A: One thing that we’re trying to push for is the international community, especially the United States and its allies, to recognize the atrocities and to pressure the U.N. to uphold its Convention on the Prevention and Punishment of the Crime of Genocide. We hope things will improve.

It looks like China is not going to stop. More recently, China stated that it’s going to continue its atrocities and that it’s not going to stop. The Chinese embassy here in Washington, D.C., tweeted about dehumanizing Uyghurs. They have stated they are sterilizing Uighur women to emancipate them from becoming “baby-making machines”.

At this point, we are left at the mercy of the world because there is no way that we can do something to defend ourselves. If this continues, we are going to be wiped out. The international community has to take action before it’s too late.

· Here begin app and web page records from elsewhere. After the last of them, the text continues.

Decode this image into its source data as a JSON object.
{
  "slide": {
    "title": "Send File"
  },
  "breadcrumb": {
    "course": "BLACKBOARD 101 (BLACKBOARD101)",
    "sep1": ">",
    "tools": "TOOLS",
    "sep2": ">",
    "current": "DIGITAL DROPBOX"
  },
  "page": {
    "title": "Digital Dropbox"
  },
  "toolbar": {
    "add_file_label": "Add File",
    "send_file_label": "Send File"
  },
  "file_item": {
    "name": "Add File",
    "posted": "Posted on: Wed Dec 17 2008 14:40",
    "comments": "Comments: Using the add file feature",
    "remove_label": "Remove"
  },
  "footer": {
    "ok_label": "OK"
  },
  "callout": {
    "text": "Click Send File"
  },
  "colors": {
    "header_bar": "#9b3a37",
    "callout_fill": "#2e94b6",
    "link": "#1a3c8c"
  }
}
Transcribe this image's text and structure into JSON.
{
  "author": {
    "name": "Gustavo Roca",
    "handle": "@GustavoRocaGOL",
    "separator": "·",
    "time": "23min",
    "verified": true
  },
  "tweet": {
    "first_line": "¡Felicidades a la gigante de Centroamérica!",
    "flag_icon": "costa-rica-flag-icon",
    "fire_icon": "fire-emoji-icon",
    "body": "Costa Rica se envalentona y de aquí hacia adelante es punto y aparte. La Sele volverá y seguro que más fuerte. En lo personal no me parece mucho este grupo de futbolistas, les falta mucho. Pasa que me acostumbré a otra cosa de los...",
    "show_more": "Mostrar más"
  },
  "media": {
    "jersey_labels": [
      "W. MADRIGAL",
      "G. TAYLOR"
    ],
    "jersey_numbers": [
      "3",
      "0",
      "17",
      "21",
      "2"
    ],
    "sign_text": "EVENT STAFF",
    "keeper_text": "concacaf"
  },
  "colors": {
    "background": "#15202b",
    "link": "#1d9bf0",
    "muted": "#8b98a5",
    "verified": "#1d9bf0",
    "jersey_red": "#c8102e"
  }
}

After the Holocaust, they vowed “never again”, but “never again” is happening today in the 21st century.

Q: What can folks reading this do to help?

The first thing everyone can do is to spread awareness about the Uighurs to everyone around them. We need people to write letters and call members of Congress and urge them to take action. We need to boycott Chinese goods, because once we hit the Chinese economy, it will make China reconsider. Hopefully, it’ll put pressure on them to minimize the level of oppression they’re undertaking in East Turkistan. Ultimately, it’s going to be policymakers and governments that have to take action.

Sanctions are not enough. Over the past six months, we’ve seen that the U.S. government has placed sanctions against China. Yet China is still saying that it’s going to continue with it’s current policy with regards to East Turkistan.

There are over fourteen hundred camps in East Turkistan. Let’s say that if, weekly, one person dies in a camp… that’s fourteen hundred people in camps that are dying every week.

Q: Have you had any communication with the Biden administration?

A: Unfortunately, we haven’t had any. We’ve tried to reach out at least twice. We are a bit worried. There has been silence. During the campaign, promises were made to recognize it as a genocide. Since the election, they have been entirely silent.

Anthony Blinken, the Sectary of state back in 2015, had claimed that China had the right to engage in counter-terrorism and that the U.S. would support that. This is the type of narrative that China has been using to lock up millions of people. This was when they started building these camps. We are worried that if the Biden administration takes a softer approach on China, ultimately, our issue will be squashed as the administration tries to develop or improve relations with China.

Editors note: Since the interview, the United States has sanctioned China over its treatment of the Uyghur people